● **Task instructions**:
Repeat the data word for word, excluding every picture.
Exercise data section start
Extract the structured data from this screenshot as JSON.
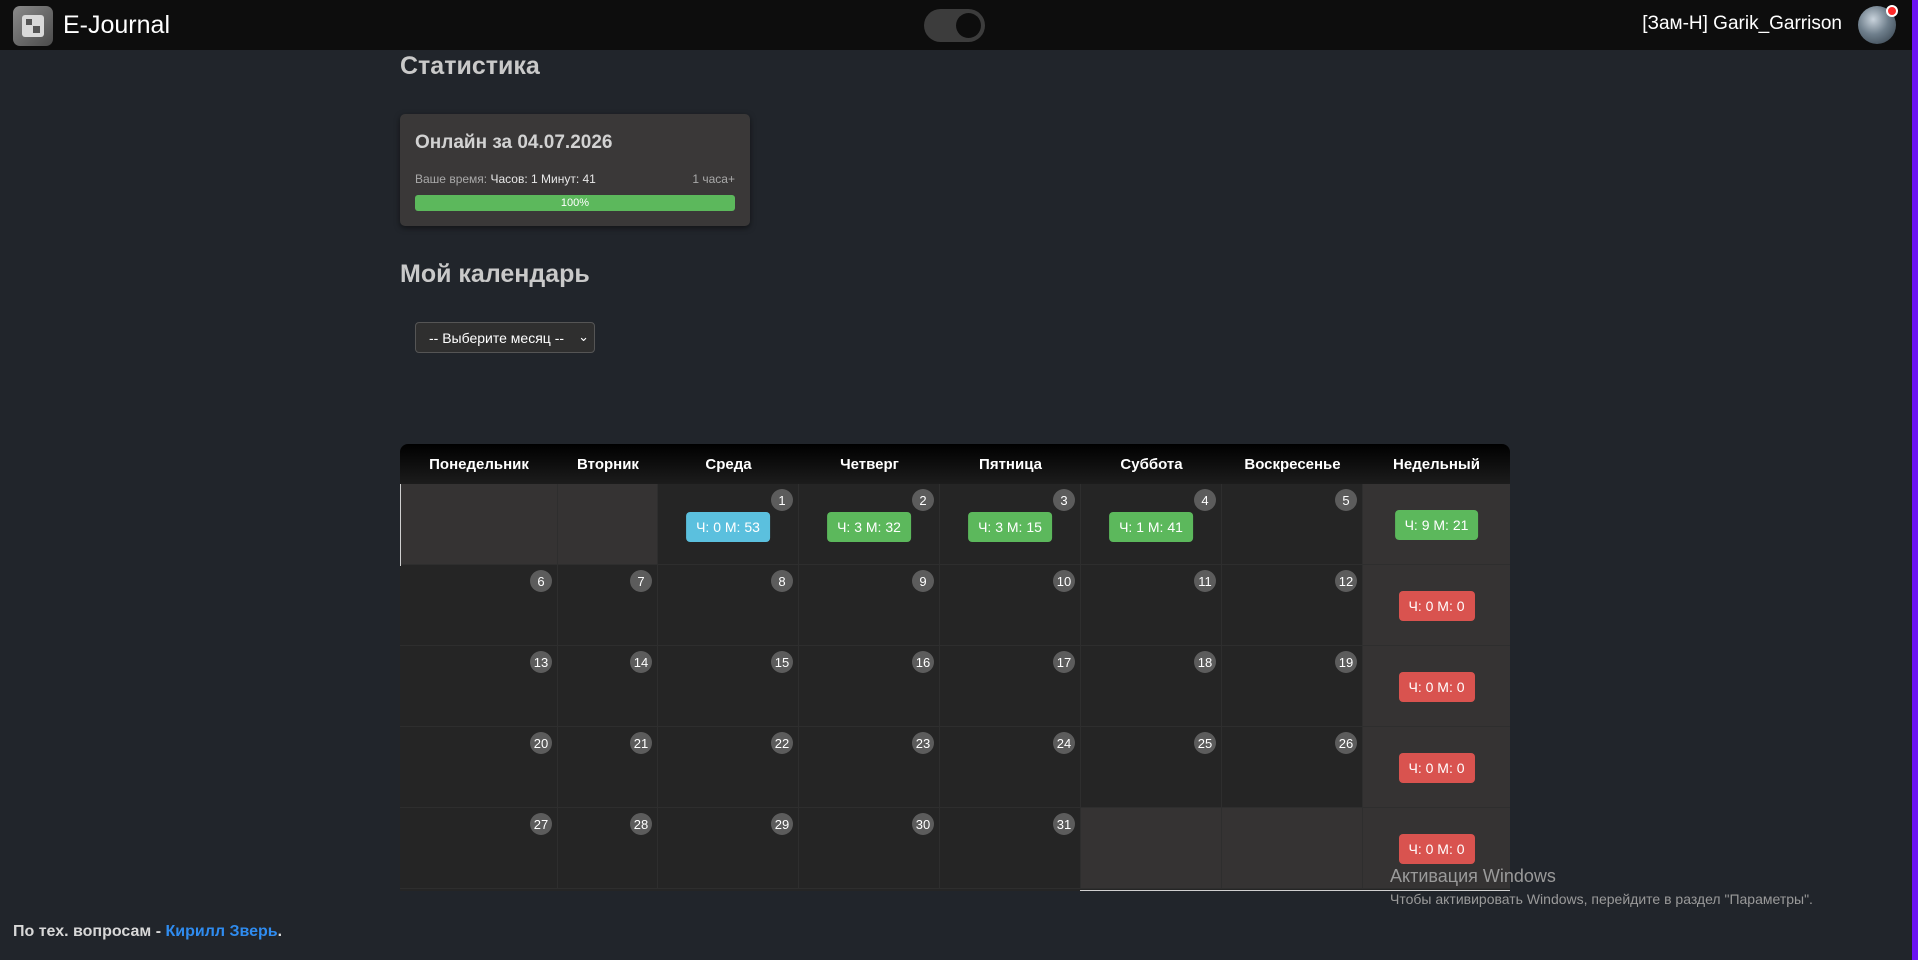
{
  "navbar": {
    "brand": "E-Journal",
    "user": "[Зам-Н] Garik_Garrison"
  },
  "stats": {
    "heading": "Статистика",
    "card_title": "Онлайн за 04.07.2026",
    "time_label": "Ваше время:",
    "time_value": "Часов: 1 Минут: 41",
    "goal": "1 часа+",
    "progress_text": "100%",
    "progress_percent": 100
  },
  "calendar_section": {
    "heading": "Мой календарь",
    "month_select": "-- Выберите месяц --"
  },
  "calendar": {
    "headers": [
      "Понедельник",
      "Вторник",
      "Среда",
      "Четверг",
      "Пятница",
      "Суббота",
      "Воскресенье",
      "Недельный"
    ],
    "weeks": [
      {
        "days": [
          null,
          null,
          "1",
          "2",
          "3",
          "4",
          "5"
        ],
        "badges": [
          null,
          null,
          "Ч: 0 М: 53",
          "Ч: 3 М: 32",
          "Ч: 3 М: 15",
          "Ч: 1 М: 41",
          null
        ],
        "badge_colors": [
          null,
          null,
          "blue",
          "green",
          "green",
          "green",
          null
        ],
        "weekly": "Ч: 9 М: 21",
        "weekly_color": "green"
      },
      {
        "days": [
          "6",
          "7",
          "8",
          "9",
          "10",
          "11",
          "12"
        ],
        "badges": [
          null,
          null,
          null,
          null,
          null,
          null,
          null
        ],
        "badge_colors": [
          null,
          null,
          null,
          null,
          null,
          null,
          null
        ],
        "weekly": "Ч: 0 М: 0",
        "weekly_color": "red"
      },
      {
        "days": [
          "13",
          "14",
          "15",
          "16",
          "17",
          "18",
          "19"
        ],
        "badges": [
          null,
          null,
          null,
          null,
          null,
          null,
          null
        ],
        "badge_colors": [
          null,
          null,
          null,
          null,
          null,
          null,
          null
        ],
        "weekly": "Ч: 0 М: 0",
        "weekly_color": "red"
      },
      {
        "days": [
          "20",
          "21",
          "22",
          "23",
          "24",
          "25",
          "26"
        ],
        "badges": [
          null,
          null,
          null,
          null,
          null,
          null,
          null
        ],
        "badge_colors": [
          null,
          null,
          null,
          null,
          null,
          null,
          null
        ],
        "weekly": "Ч: 0 М: 0",
        "weekly_color": "red"
      },
      {
        "days": [
          "27",
          "28",
          "29",
          "30",
          "31",
          null,
          null
        ],
        "badges": [
          null,
          null,
          null,
          null,
          null,
          null,
          null
        ],
        "badge_colors": [
          null,
          null,
          null,
          null,
          null,
          null,
          null
        ],
        "weekly": "Ч: 0 М: 0",
        "weekly_color": "red"
      }
    ]
  },
  "footer": {
    "prefix": "По тех. вопросам - ",
    "link": "Кирилл Зверь",
    "suffix": "."
  },
  "watermark": {
    "title": "Активация Windows",
    "text": "Чтобы активировать Windows, перейдите в раздел \"Параметры\"."
  },
  "colors": {
    "blue": "#5bc0de",
    "green": "#5cb85c",
    "red": "#d9534f",
    "link": "#2f8cf0",
    "scroll_accent": "#6b13f2"
  }
}
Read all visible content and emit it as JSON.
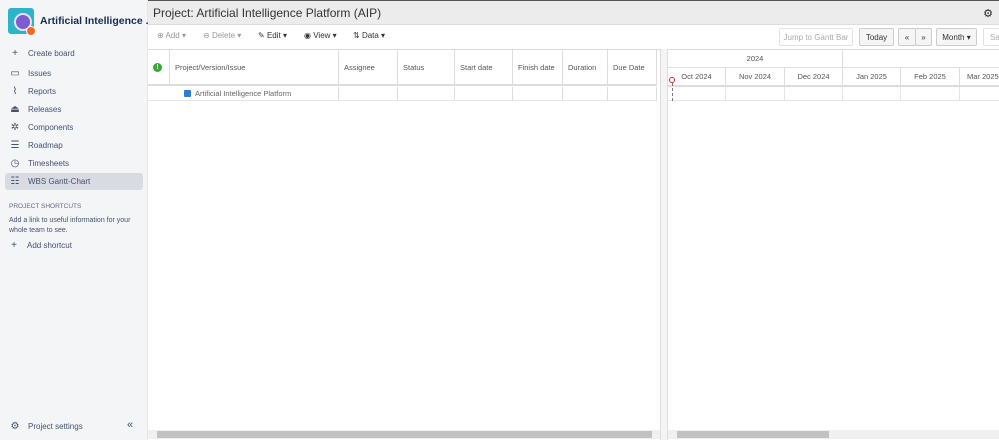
{
  "sidebar": {
    "project_name": "Artificial Intelligence ...",
    "items": [
      {
        "label": "Create board",
        "icon": "plus-icon"
      },
      {
        "label": "Issues",
        "icon": "issues-icon"
      },
      {
        "label": "Reports",
        "icon": "reports-icon"
      },
      {
        "label": "Releases",
        "icon": "releases-icon"
      },
      {
        "label": "Components",
        "icon": "components-icon"
      },
      {
        "label": "Roadmap",
        "icon": "roadmap-icon"
      },
      {
        "label": "Timesheets",
        "icon": "clock-icon"
      },
      {
        "label": "WBS Gantt-Chart",
        "icon": "gantt-icon"
      }
    ],
    "shortcuts_heading": "PROJECT SHORTCUTS",
    "shortcuts_desc": "Add a link to useful information for your whole team to see.",
    "add_shortcut": "Add shortcut",
    "settings": "Project settings"
  },
  "header": {
    "title": "Project:  Artificial Intelligence Platform (AIP)"
  },
  "toolbar": {
    "add": "Add ▾",
    "delete": "Delete ▾",
    "edit": "Edit ▾",
    "view": "View ▾",
    "data": "Data ▾",
    "jump": "Jump to Gantt Bar",
    "today": "Today",
    "prev": "«",
    "next": "»",
    "scale": "Month ▾",
    "save": "Save"
  },
  "grid": {
    "columns": [
      "Project/Version/Issue",
      "Assignee",
      "Status",
      "Start date",
      "Finish date",
      "Duration",
      "Due Date"
    ],
    "rows": [
      {
        "name": "Artificial Intelligence Platform"
      }
    ]
  },
  "gantt": {
    "year": "2024",
    "months": [
      "Oct 2024",
      "Nov 2024",
      "Dec 2024",
      "Jan 2025",
      "Feb 2025",
      "Mar 2025"
    ]
  },
  "colors": {
    "accent": "#f26b1d",
    "active_nav": "#d9dbe2",
    "today_marker": "#e5262b"
  }
}
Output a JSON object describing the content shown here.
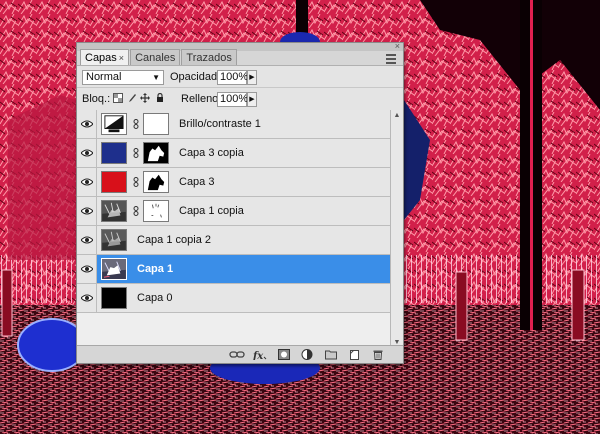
{
  "panel": {
    "tabs": [
      {
        "label": "Capas",
        "active": true,
        "close": "×"
      },
      {
        "label": "Canales",
        "active": false
      },
      {
        "label": "Trazados",
        "active": false
      }
    ],
    "close_glyph": "×"
  },
  "options": {
    "blend_mode": "Normal",
    "opacity_label": "Opacidad:",
    "opacity_value": "100%",
    "lock_label": "Bloq.:",
    "fill_label": "Relleno:",
    "fill_value": "100%"
  },
  "layers": [
    {
      "name": "Brillo/contraste 1",
      "thumb": "adjustment-brightness",
      "mask": "white",
      "selected": false
    },
    {
      "name": "Capa 3 copia",
      "thumb": "solid",
      "thumb_color": "#1e2f8c",
      "mask": "dog-silhouette",
      "selected": false
    },
    {
      "name": "Capa 3",
      "thumb": "solid",
      "thumb_color": "#d8101a",
      "mask": "dog-silhouette",
      "selected": false
    },
    {
      "name": "Capa 1 copia",
      "thumb": "photo-gray",
      "mask": "white-sparse",
      "selected": false
    },
    {
      "name": "Capa 1 copia 2",
      "thumb": "photo-gray",
      "mask": null,
      "selected": false
    },
    {
      "name": "Capa 1",
      "thumb": "photo-color",
      "mask": null,
      "selected": true
    },
    {
      "name": "Capa 0",
      "thumb": "solid",
      "thumb_color": "#000000",
      "mask": null,
      "selected": false
    }
  ],
  "icons": {
    "visibility": "eye-icon",
    "bottom": [
      "link-layers-icon",
      "fx-icon",
      "add-mask-icon",
      "adjustment-layer-icon",
      "group-folder-icon",
      "new-layer-icon",
      "trash-icon"
    ]
  },
  "colors": {
    "selection": "#3a8ee8",
    "panel": "#d6d6d6"
  }
}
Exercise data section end
● **Exercise solution**:
Extract the structured data from this screenshot as JSON.
{
  "navbar": {
    "brand": "E-Journal",
    "user": "[Зам-Н] Garik_Garrison"
  },
  "stats": {
    "heading": "Статистика",
    "card_title": "Онлайн за 04.07.2026",
    "time_label": "Ваше время:",
    "time_value": "Часов: 1 Минут: 41",
    "goal": "1 часа+",
    "progress_text": "100%",
    "progress_percent": 100
  },
  "calendar_section": {
    "heading": "Мой календарь",
    "month_select": "-- Выберите месяц --"
  },
  "calendar": {
    "headers": [
      "Понедельник",
      "Вторник",
      "Среда",
      "Четверг",
      "Пятница",
      "Суббота",
      "Воскресенье",
      "Недельный"
    ],
    "weeks": [
      {
        "days": [
          null,
          null,
          "1",
          "2",
          "3",
          "4",
          "5"
        ],
        "badges": [
          null,
          null,
          "Ч: 0 М: 53",
          "Ч: 3 М: 32",
          "Ч: 3 М: 15",
          "Ч: 1 М: 41",
          null
        ],
        "badge_colors": [
          null,
          null,
          "blue",
          "green",
          "green",
          "green",
          null
        ],
        "weekly": "Ч: 9 М: 21",
        "weekly_color": "green"
      },
      {
        "days": [
          "6",
          "7",
          "8",
          "9",
          "10",
          "11",
          "12"
        ],
        "badges": [
          null,
          null,
          null,
          null,
          null,
          null,
          null
        ],
        "badge_colors": [
          null,
          null,
          null,
          null,
          null,
          null,
          null
        ],
        "weekly": "Ч: 0 М: 0",
        "weekly_color": "red"
      },
      {
        "days": [
          "13",
          "14",
          "15",
          "16",
          "17",
          "18",
          "19"
        ],
        "badges": [
          null,
          null,
          null,
          null,
          null,
          null,
          null
        ],
        "badge_colors": [
          null,
          null,
          null,
          null,
          null,
          null,
          null
        ],
        "weekly": "Ч: 0 М: 0",
        "weekly_color": "red"
      },
      {
        "days": [
          "20",
          "21",
          "22",
          "23",
          "24",
          "25",
          "26"
        ],
        "badges": [
          null,
          null,
          null,
          null,
          null,
          null,
          null
        ],
        "badge_colors": [
          null,
          null,
          null,
          null,
          null,
          null,
          null
        ],
        "weekly": "Ч: 0 М: 0",
        "weekly_color": "red"
      },
      {
        "days": [
          "27",
          "28",
          "29",
          "30",
          "31",
          null,
          null
        ],
        "badges": [
          null,
          null,
          null,
          null,
          null,
          null,
          null
        ],
        "badge_colors": [
          null,
          null,
          null,
          null,
          null,
          null,
          null
        ],
        "weekly": "Ч: 0 М: 0",
        "weekly_color": "red"
      }
    ]
  },
  "footer": {
    "prefix": "По тех. вопросам - ",
    "link": "Кирилл Зверь",
    "suffix": "."
  },
  "watermark": {
    "title": "Активация Windows",
    "text": "Чтобы активировать Windows, перейдите в раздел \"Параметры\"."
  },
  "colors": {
    "blue": "#5bc0de",
    "green": "#5cb85c",
    "red": "#d9534f",
    "link": "#2f8cf0",
    "scroll_accent": "#6b13f2"
  }
}
Read all visible content and emit it as JSON.
{
  "sidebar": {
    "project_name": "Artificial Intelligence ...",
    "items": [
      {
        "label": "Create board",
        "icon": "plus-icon"
      },
      {
        "label": "Issues",
        "icon": "issues-icon"
      },
      {
        "label": "Reports",
        "icon": "reports-icon"
      },
      {
        "label": "Releases",
        "icon": "releases-icon"
      },
      {
        "label": "Components",
        "icon": "components-icon"
      },
      {
        "label": "Roadmap",
        "icon": "roadmap-icon"
      },
      {
        "label": "Timesheets",
        "icon": "clock-icon"
      },
      {
        "label": "WBS Gantt-Chart",
        "icon": "gantt-icon"
      }
    ],
    "shortcuts_heading": "PROJECT SHORTCUTS",
    "shortcuts_desc": "Add a link to useful information for your whole team to see.",
    "add_shortcut": "Add shortcut",
    "settings": "Project settings"
  },
  "header": {
    "title": "Project:  Artificial Intelligence Platform (AIP)"
  },
  "toolbar": {
    "add": "Add ▾",
    "delete": "Delete ▾",
    "edit": "Edit ▾",
    "view": "View ▾",
    "data": "Data ▾",
    "jump": "Jump to Gantt Bar",
    "today": "Today",
    "prev": "«",
    "next": "»",
    "scale": "Month ▾",
    "save": "Save"
  },
  "grid": {
    "columns": [
      "Project/Version/Issue",
      "Assignee",
      "Status",
      "Start date",
      "Finish date",
      "Duration",
      "Due Date"
    ],
    "rows": [
      {
        "name": "Artificial Intelligence Platform"
      }
    ]
  },
  "gantt": {
    "year": "2024",
    "months": [
      "Oct 2024",
      "Nov 2024",
      "Dec 2024",
      "Jan 2025",
      "Feb 2025",
      "Mar 2025"
    ]
  },
  "colors": {
    "accent": "#f26b1d",
    "active_nav": "#d9dbe2",
    "today_marker": "#e5262b"
  }
}
Output a JSON object describing the content shown here.
{
  "panel": {
    "tabs": [
      {
        "label": "Capas",
        "active": true,
        "close": "×"
      },
      {
        "label": "Canales",
        "active": false
      },
      {
        "label": "Trazados",
        "active": false
      }
    ],
    "close_glyph": "×"
  },
  "options": {
    "blend_mode": "Normal",
    "opacity_label": "Opacidad:",
    "opacity_value": "100%",
    "lock_label": "Bloq.:",
    "fill_label": "Relleno:",
    "fill_value": "100%"
  },
  "layers": [
    {
      "name": "Brillo/contraste 1",
      "thumb": "adjustment-brightness",
      "mask": "white",
      "selected": false
    },
    {
      "name": "Capa 3 copia",
      "thumb": "solid",
      "thumb_color": "#1e2f8c",
      "mask": "dog-silhouette",
      "selected": false
    },
    {
      "name": "Capa 3",
      "thumb": "solid",
      "thumb_color": "#d8101a",
      "mask": "dog-silhouette",
      "selected": false
    },
    {
      "name": "Capa 1 copia",
      "thumb": "photo-gray",
      "mask": "white-sparse",
      "selected": false
    },
    {
      "name": "Capa 1 copia 2",
      "thumb": "photo-gray",
      "mask": null,
      "selected": false
    },
    {
      "name": "Capa 1",
      "thumb": "photo-color",
      "mask": null,
      "selected": true
    },
    {
      "name": "Capa 0",
      "thumb": "solid",
      "thumb_color": "#000000",
      "mask": null,
      "selected": false
    }
  ],
  "icons": {
    "visibility": "eye-icon",
    "bottom": [
      "link-layers-icon",
      "fx-icon",
      "add-mask-icon",
      "adjustment-layer-icon",
      "group-folder-icon",
      "new-layer-icon",
      "trash-icon"
    ]
  },
  "colors": {
    "selection": "#3a8ee8",
    "panel": "#d6d6d6"
  }
}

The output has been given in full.